Veterinary Receptionist Career Training
CareerStep’s Veterinary Receptionist program provides you with diverse experience and skills to work as a veterinary assistant and receptionist in a veterinary or medical practice. This career path offers many benefits:
You’ll finish with the skills and experience you need to be successful in both veterinary clinics and medical offices.
Competitive salaries and benefits
Veterinary assistants and receptionists enjoy competitive salaries and the potential for traditional employment benefits.
Veterinary assistants earn between $22,000 and $31,000, and veterinary receptionists can earn between $28,000 and $41,000 annually.*
The healthcare industry is one of the largest in the country, and opportunities for receptionists are available in nearly every type of healthcare facility.
Quick completion timeline
The program is designed so you can be trained and working in as little as four months of full-time study with CareerStep’s flexible, online course.
Finish with the skills you need to pass the Administrative Assistant (CMAA) exam to help set you apart from other job candidates.
Over 100,000 CareerStep learners can’t be wrong. Choose CareerStep and train to become a veterinary assistant or receptionist to quickly start a rewarding career in thousands of veterinary and medical practices across the nation*Salary figures reported by the U.S. Department of Labor’s Bureau of Labor Statistics.
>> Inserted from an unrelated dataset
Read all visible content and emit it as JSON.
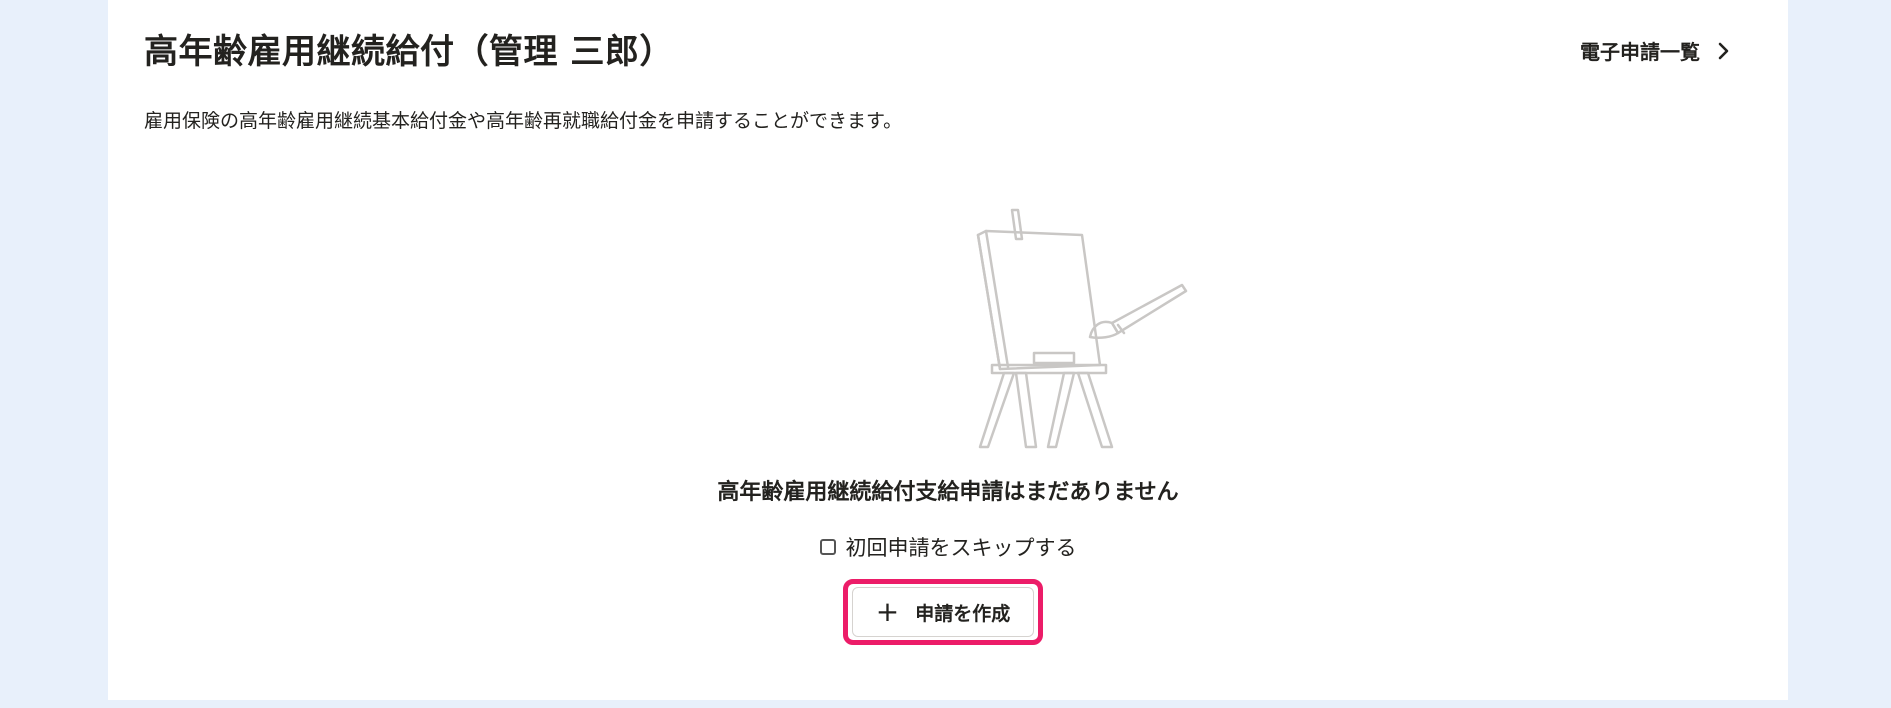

Veterinary Receptionist Job Description and Earning Potential
What will I be doing as veterinary receptionist?
With CareerStep’s training program, you’ll gain the skills you need to work as a veterinary assistant or receptionist in any type veterinary or medical practice. This will give you job market flexibility and will position you to move into a veterinary practice manager role as you gain experience. Let’s take a look at each of these roles.
Veterinary assistants help veterinarians, veterinary technicians, and technologists care for animals in clinics and practices nationwide. Responsibilities typically include the following:
- Feeding, bathing, and exercising animals
- Cleaning and disinfecting cages, kennels, and examination and operation rooms
- Restraining animals during examination and laboratory procedures
- Monitoring and caring for animals after surgery
Veterinary receptionists keep the administrative aspects of the practice running smoothly, performing a variety of responsibilities:
- Creating and updating electronic health records
- Managing the day-to-day operations of a medical facility
- Scheduling and coordinating appointments
- Verifying patient insurance
The 24/7 nature of healthcare makes nights and weekend schedules a possibility for professionals in these fields. However, it’s important to keep in mind that most office administration staff work more standard day-time hours.
How much can I make as a veterinary receptionist?
Salaries for veterinary assistants and receptionists vary by employer, geographic location, and experience. The U.S. Department of Labor reports that veterinary assistants earn between $22,000 and $31,000, annually and veterinary receptionists earn between $28,000 and $41,000 a year a year. With experience, you may also be able to move into a veterinary practice manager position where you could earn nearly $46,000 per year according to Payscale.com.
Through CareerStep’s Veterinary Receptionist program, you will also be prepared to take the Certified Medical Administrative Assistant (CMAA) exam so you are ready to hit the ground running in your new career.